Hippos are polygamous
Hippos are species not known to mate for life and a male may obtain 10 mates in a lifetime. Because it’s the dominant male hippo that rules the rest of the group or school, it’s always a challenge for younger males to secure a female to breed with. In a season, a male will usually mate with more than one female to ensure offspring. After the birth of the calves, they will all stay together in his territory, where he can protect, defend and shelter them from other competing males, intruders and predators.
Hippos can mate in the water
Hippos mate every two years and most of the mating takes place in the water. Both males and the females use vocalizations, body language and even their own faeces and urine to display or show their interest or even to disapprove. A male will travel, compete, defend and fight other males in order to get the mate he wants. In conclusion, only dominant and powerful hippos are allowed to mate successfully.
More like a human, female hippos have quite a long gestation period. Hippo’s gestation period is 8 months approximately 237 days and they will only have one baby at a time. The calf will remain besides its mother for approximately a year, suckling milk as it grows and gains strength. After some time, it will quit nursing and feed on vegetation.
They live in groups
Hippos are often found in large groups called schools, sometimes these groups can include up to 100 hippos in total. This allows for safety and security and also gives males control over their families and territories. The main predators of hippo are crocodiles, hyenas and large cats which often opt to go after the smallest offspring, especially if they have wandered away from the protective groups and safe bounds.
Hippos mark their territories

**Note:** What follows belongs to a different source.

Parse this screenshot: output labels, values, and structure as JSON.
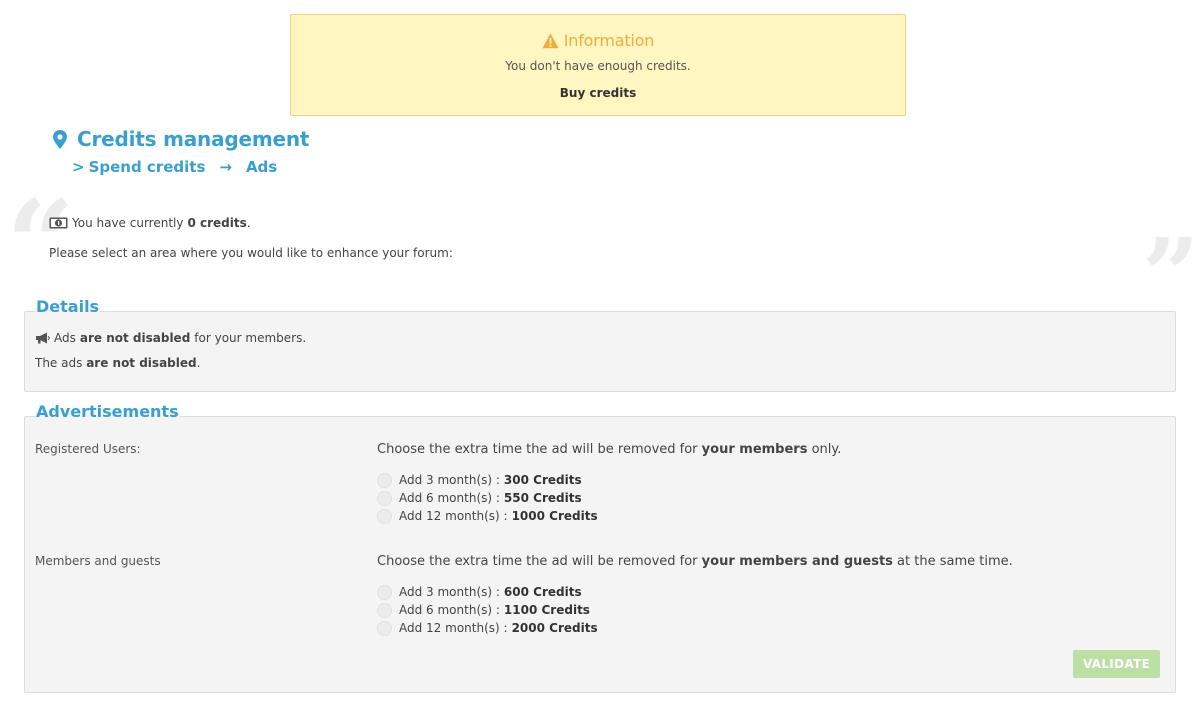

Defending their territories is one of the reasons as to why hippos are considered dangerous. Female hippos will fiercely protect their young, but it’s the males who are most vicious and threatening. They will go after any hippo, animal or human that dares enter their personal territory or space. While on land, they may use their tails to launch their faeces around the area to mark and show their territory to others. Other territory defending signals include loud noises, honking, yawning, wheezing, wide open mouths and charging. Besides smell reception of urine and dung showering, hippos also use the vomeronsal organ, operating like an underwater syringe to draw in urine, to communicate or know the reproductive status of a male or female.